Data about app and page elements:
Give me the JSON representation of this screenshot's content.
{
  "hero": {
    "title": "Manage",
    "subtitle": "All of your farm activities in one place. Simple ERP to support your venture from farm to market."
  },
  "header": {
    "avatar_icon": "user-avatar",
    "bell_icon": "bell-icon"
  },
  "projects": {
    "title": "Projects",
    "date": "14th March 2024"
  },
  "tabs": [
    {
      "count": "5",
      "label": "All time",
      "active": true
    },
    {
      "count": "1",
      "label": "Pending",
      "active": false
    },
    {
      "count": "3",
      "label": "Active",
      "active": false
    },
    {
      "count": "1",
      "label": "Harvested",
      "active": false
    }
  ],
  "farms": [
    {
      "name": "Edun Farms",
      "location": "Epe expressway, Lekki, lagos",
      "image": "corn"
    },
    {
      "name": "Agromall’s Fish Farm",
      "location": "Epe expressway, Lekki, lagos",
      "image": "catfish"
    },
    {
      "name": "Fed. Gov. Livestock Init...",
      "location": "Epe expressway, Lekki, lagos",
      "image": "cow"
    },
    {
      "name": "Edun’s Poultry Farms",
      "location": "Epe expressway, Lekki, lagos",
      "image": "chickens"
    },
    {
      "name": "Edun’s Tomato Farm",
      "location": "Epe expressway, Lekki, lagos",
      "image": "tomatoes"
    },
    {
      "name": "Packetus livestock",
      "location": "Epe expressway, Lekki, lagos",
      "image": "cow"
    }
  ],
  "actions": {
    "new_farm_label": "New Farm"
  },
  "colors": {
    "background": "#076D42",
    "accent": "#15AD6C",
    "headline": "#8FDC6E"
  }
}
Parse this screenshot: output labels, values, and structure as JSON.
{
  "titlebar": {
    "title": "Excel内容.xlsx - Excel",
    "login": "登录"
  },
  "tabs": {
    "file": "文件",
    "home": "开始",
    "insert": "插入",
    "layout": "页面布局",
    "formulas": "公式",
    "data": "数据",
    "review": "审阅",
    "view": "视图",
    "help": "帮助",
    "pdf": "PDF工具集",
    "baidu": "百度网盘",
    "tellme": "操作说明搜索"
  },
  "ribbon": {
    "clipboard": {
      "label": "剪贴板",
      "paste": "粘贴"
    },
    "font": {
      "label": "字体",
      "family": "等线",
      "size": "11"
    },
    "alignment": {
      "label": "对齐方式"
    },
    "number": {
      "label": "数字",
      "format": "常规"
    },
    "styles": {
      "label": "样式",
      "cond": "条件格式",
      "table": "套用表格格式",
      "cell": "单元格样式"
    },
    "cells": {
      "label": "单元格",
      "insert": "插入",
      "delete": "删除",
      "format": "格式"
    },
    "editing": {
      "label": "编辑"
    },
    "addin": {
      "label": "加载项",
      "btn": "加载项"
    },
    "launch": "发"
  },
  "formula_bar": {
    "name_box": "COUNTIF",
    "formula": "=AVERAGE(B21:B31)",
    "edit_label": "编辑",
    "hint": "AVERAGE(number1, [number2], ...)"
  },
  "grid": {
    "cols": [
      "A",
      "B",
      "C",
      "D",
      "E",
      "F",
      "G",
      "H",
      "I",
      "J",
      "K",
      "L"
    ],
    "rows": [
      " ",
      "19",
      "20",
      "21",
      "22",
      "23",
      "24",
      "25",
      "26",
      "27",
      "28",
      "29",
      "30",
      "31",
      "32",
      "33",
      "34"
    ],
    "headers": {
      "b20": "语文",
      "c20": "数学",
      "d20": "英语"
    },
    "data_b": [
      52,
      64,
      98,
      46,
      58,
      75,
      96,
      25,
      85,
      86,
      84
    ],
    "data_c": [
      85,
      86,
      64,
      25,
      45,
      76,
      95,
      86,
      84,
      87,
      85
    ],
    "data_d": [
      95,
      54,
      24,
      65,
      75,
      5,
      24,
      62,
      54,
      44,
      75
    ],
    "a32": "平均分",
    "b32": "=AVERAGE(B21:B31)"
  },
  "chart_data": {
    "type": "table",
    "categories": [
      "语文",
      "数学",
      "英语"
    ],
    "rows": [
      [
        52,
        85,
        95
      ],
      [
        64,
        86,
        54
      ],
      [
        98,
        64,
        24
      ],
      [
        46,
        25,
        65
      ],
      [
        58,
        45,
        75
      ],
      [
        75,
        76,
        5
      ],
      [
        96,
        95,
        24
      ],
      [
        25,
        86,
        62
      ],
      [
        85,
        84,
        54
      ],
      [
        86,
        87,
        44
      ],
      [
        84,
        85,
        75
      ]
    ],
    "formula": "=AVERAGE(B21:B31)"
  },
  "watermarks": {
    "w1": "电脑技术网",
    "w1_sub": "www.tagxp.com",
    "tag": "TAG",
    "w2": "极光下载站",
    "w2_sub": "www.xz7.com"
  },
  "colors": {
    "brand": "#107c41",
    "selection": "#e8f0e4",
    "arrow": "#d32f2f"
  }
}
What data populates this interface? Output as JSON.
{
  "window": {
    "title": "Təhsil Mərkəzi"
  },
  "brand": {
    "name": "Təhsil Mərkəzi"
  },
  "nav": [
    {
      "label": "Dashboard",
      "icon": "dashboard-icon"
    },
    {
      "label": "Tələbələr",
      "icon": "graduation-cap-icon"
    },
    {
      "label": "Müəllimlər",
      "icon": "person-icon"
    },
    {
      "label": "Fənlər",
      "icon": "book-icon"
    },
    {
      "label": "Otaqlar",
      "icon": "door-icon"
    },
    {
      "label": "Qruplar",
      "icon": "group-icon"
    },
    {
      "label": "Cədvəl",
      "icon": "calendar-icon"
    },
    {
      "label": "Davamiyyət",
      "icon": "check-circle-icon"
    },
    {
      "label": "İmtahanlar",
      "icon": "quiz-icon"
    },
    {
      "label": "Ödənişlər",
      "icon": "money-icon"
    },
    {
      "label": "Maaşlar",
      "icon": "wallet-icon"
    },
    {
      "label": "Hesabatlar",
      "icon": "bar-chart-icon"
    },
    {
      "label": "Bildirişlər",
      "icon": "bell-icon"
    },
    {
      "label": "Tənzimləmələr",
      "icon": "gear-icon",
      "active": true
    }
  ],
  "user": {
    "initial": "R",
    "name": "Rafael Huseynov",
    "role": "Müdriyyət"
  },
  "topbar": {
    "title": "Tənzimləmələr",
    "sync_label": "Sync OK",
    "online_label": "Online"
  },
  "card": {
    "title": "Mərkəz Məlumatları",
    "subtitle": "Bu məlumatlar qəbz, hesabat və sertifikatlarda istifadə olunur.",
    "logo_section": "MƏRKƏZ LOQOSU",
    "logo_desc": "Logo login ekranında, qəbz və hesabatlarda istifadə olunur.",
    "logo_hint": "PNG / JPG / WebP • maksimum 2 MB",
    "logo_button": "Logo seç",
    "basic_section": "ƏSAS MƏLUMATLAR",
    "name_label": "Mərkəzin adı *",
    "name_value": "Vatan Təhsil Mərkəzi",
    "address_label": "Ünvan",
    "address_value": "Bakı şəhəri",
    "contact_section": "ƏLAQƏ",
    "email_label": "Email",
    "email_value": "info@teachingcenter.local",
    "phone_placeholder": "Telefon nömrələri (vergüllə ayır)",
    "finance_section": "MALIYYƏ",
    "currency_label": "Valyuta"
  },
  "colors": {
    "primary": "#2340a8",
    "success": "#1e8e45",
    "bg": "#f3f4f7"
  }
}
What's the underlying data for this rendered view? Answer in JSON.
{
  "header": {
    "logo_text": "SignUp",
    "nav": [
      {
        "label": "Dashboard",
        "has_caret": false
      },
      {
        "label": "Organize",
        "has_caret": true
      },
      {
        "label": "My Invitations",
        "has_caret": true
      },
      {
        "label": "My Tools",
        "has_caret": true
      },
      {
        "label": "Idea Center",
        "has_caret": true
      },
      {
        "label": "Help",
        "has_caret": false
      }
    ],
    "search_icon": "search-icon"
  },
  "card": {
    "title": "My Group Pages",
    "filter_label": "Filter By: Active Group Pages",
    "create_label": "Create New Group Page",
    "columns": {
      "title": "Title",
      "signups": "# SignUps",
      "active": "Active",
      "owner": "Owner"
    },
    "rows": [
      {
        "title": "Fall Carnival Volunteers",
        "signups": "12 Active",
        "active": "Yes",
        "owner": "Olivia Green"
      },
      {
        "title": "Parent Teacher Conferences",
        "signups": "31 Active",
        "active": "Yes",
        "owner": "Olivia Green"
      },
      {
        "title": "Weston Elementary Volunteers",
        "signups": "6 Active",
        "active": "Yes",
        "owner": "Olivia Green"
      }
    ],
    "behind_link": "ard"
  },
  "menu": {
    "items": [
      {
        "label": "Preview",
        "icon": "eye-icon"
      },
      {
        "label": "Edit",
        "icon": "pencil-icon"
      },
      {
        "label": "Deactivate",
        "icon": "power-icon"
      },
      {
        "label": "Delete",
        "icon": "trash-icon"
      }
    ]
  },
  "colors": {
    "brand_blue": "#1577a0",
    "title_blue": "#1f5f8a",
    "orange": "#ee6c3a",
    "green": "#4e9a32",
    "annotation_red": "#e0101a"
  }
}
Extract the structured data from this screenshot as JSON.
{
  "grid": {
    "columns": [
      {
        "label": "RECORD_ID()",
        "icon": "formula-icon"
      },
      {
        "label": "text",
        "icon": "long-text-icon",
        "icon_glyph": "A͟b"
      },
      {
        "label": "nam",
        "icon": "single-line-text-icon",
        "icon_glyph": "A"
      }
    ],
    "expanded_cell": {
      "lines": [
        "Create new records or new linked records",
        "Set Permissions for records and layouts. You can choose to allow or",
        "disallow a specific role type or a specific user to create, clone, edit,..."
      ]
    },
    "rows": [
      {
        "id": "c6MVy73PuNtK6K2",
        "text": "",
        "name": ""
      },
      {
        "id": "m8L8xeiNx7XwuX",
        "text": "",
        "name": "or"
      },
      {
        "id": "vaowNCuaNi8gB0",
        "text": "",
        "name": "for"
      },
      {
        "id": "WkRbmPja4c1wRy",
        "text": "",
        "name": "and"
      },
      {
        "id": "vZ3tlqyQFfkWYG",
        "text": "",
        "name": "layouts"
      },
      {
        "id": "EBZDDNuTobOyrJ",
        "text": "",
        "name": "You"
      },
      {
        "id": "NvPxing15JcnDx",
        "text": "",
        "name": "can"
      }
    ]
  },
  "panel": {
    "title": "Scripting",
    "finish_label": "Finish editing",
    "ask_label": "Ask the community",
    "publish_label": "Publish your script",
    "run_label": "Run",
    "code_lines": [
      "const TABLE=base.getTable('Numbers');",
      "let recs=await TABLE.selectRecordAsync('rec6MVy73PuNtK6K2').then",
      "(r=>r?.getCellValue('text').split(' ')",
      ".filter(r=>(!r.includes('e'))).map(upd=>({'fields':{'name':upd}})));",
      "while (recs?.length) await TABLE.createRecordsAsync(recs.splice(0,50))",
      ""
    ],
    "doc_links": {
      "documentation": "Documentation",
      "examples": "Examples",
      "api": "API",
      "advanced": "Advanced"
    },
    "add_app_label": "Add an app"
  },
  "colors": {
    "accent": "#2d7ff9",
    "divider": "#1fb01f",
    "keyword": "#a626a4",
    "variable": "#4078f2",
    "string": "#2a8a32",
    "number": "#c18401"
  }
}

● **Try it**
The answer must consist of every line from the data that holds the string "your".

● **Completed exercise**
    "subtitle": "All of your farm activities in one place. Simple ERP to support your venture from farm to market."
    "publish_label": "Publish your script",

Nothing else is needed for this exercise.